WHAT TO PRODUCE - Could you copy each line of the listing that holds "JSON"?

#####

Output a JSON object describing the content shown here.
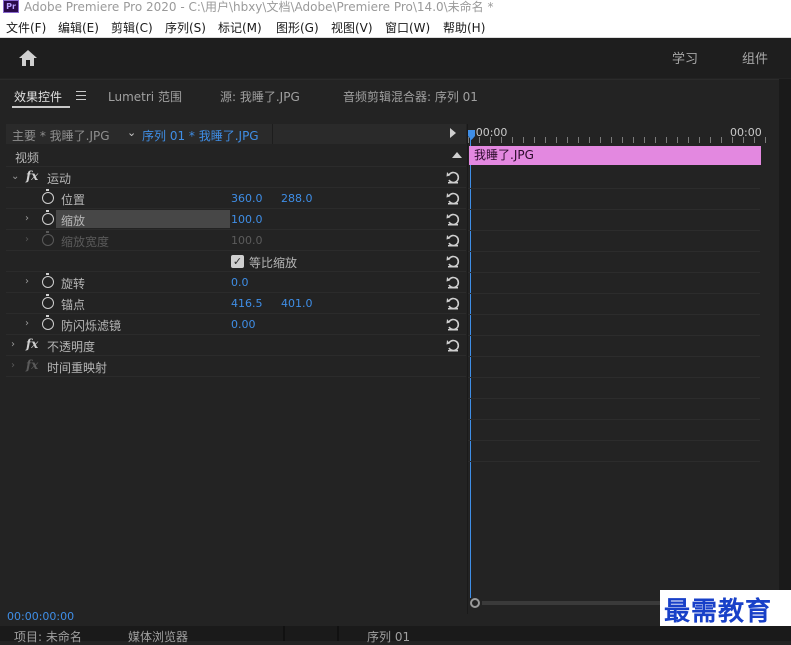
{
  "window": {
    "app_badge": "Pr",
    "title": "Adobe Premiere Pro 2020 - C:\\用户\\hbxy\\文档\\Adobe\\Premiere Pro\\14.0\\未命名 *"
  },
  "menu": [
    "文件(F)",
    "编辑(E)",
    "剪辑(C)",
    "序列(S)",
    "标记(M)",
    "图形(G)",
    "视图(V)",
    "窗口(W)",
    "帮助(H)"
  ],
  "workspace": {
    "learn": "学习",
    "assembly": "组件"
  },
  "panel_tabs": {
    "effect_controls": "效果控件",
    "lumetri_scopes": "Lumetri 范围",
    "source": "源: 我睡了.JPG",
    "audio_clip_mixer": "音频剪辑混合器: 序列 01"
  },
  "source_row": {
    "master": "主要 * 我睡了.JPG",
    "sequence_clip": "序列 01 * 我睡了.JPG"
  },
  "effects": {
    "video_header": "视频",
    "motion": "运动",
    "position_label": "位置",
    "position_x": "360.0",
    "position_y": "288.0",
    "scale_label": "缩放",
    "scale_value": "100.0",
    "scale_width_label": "缩放宽度",
    "scale_width_value": "100.0",
    "uniform_scale_label": "等比缩放",
    "uniform_scale_checked": true,
    "rotation_label": "旋转",
    "rotation_value": "0.0",
    "anchor_label": "锚点",
    "anchor_x": "416.5",
    "anchor_y": "401.0",
    "anti_flicker_label": "防闪烁滤镜",
    "anti_flicker_value": "0.00",
    "opacity": "不透明度",
    "time_remap": "时间重映射"
  },
  "timeline": {
    "start_label": ":00:00",
    "end_label": "00:00",
    "clip_name": "我睡了.JPG",
    "clip_color": "#e388e0",
    "playhead_color": "#3f8ee6"
  },
  "timecode": "00:00:00:00",
  "bottom_tabs": {
    "project": "项目: 未命名",
    "media_browser": "媒体浏览器",
    "sequence": "序列 01"
  },
  "watermark": "最需教育"
}
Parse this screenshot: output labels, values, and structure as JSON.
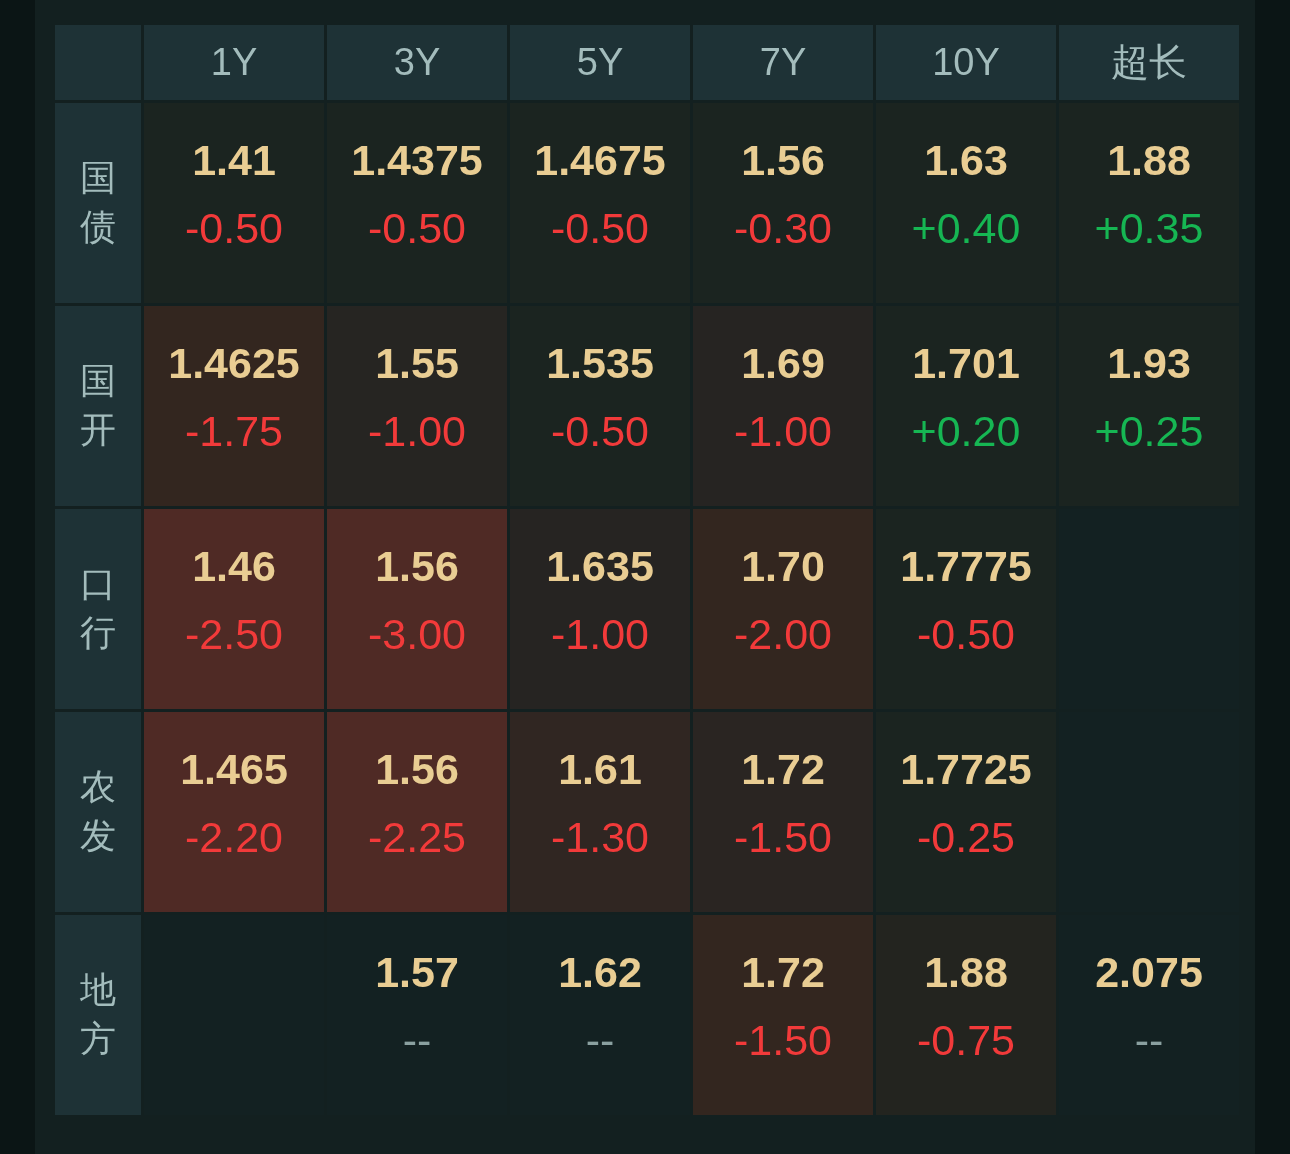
{
  "columns": [
    "1Y",
    "3Y",
    "5Y",
    "7Y",
    "10Y",
    "超长"
  ],
  "rows": [
    {
      "label": "国债",
      "cells": [
        {
          "value": "1.41",
          "change": {
            "text": "-0.50",
            "color": "#f23a3a"
          },
          "color": "#1b2420"
        },
        {
          "value": "1.4375",
          "change": {
            "text": "-0.50",
            "color": "#f23a3a"
          },
          "color": "#1b2420"
        },
        {
          "value": "1.4675",
          "change": {
            "text": "-0.50",
            "color": "#f23a3a"
          },
          "color": "#1b2420"
        },
        {
          "value": "1.56",
          "change": {
            "text": "-0.30",
            "color": "#f23a3a"
          },
          "color": "#1b2420"
        },
        {
          "value": "1.63",
          "change": {
            "text": "+0.40",
            "color": "#16b653"
          },
          "color": "#1b2420"
        },
        {
          "value": "1.88",
          "change": {
            "text": "+0.35",
            "color": "#16b653"
          },
          "color": "#1b2420"
        }
      ]
    },
    {
      "label": "国开",
      "cells": [
        {
          "value": "1.4625",
          "change": {
            "text": "-1.75",
            "color": "#f23a3a"
          },
          "color": "#33261f"
        },
        {
          "value": "1.55",
          "change": {
            "text": "-1.00",
            "color": "#f23a3a"
          },
          "color": "#262522"
        },
        {
          "value": "1.535",
          "change": {
            "text": "-0.50",
            "color": "#f23a3a"
          },
          "color": "#1b2420"
        },
        {
          "value": "1.69",
          "change": {
            "text": "-1.00",
            "color": "#f23a3a"
          },
          "color": "#262422"
        },
        {
          "value": "1.701",
          "change": {
            "text": "+0.20",
            "color": "#16b653"
          },
          "color": "#1b2420"
        },
        {
          "value": "1.93",
          "change": {
            "text": "+0.25",
            "color": "#16b653"
          },
          "color": "#1b2420"
        }
      ]
    },
    {
      "label": "口行",
      "cells": [
        {
          "value": "1.46",
          "change": {
            "text": "-2.50",
            "color": "#f23a3a"
          },
          "color": "#4f2a25"
        },
        {
          "value": "1.56",
          "change": {
            "text": "-3.00",
            "color": "#f23a3a"
          },
          "color": "#4f2a25"
        },
        {
          "value": "1.635",
          "change": {
            "text": "-1.00",
            "color": "#f23a3a"
          },
          "color": "#262422"
        },
        {
          "value": "1.70",
          "change": {
            "text": "-2.00",
            "color": "#f23a3a"
          },
          "color": "#33261f"
        },
        {
          "value": "1.7775",
          "change": {
            "text": "-0.50",
            "color": "#f23a3a"
          },
          "color": "#1b2420"
        },
        null
      ]
    },
    {
      "label": "农发",
      "cells": [
        {
          "value": "1.465",
          "change": {
            "text": "-2.20",
            "color": "#f23a3a"
          },
          "color": "#4f2a25"
        },
        {
          "value": "1.56",
          "change": {
            "text": "-2.25",
            "color": "#f23a3a"
          },
          "color": "#4f2a25"
        },
        {
          "value": "1.61",
          "change": {
            "text": "-1.30",
            "color": "#f23a3a"
          },
          "color": "#302622"
        },
        {
          "value": "1.72",
          "change": {
            "text": "-1.50",
            "color": "#f23a3a"
          },
          "color": "#2a2522"
        },
        {
          "value": "1.7725",
          "change": {
            "text": "-0.25",
            "color": "#f23a3a"
          },
          "color": "#1b2420"
        },
        null
      ]
    },
    {
      "label": "地方",
      "cells": [
        null,
        {
          "value": "1.57",
          "change": {
            "text": "--",
            "color": "#8aa0a0"
          },
          "color": "#132122"
        },
        {
          "value": "1.62",
          "change": {
            "text": "--",
            "color": "#8aa0a0"
          },
          "color": "#132122"
        },
        {
          "value": "1.72",
          "change": {
            "text": "-1.50",
            "color": "#f23a3a"
          },
          "color": "#33261f"
        },
        {
          "value": "1.88",
          "change": {
            "text": "-0.75",
            "color": "#f23a3a"
          },
          "color": "#23241f"
        },
        {
          "value": "2.075",
          "change": {
            "text": "--",
            "color": "#8aa0a0"
          },
          "color": "#132122"
        }
      ]
    }
  ]
}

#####

ANSWER -
Output a JSON object describing the content shown here.
Parse this screenshot: output labels, values, and structure as JSON.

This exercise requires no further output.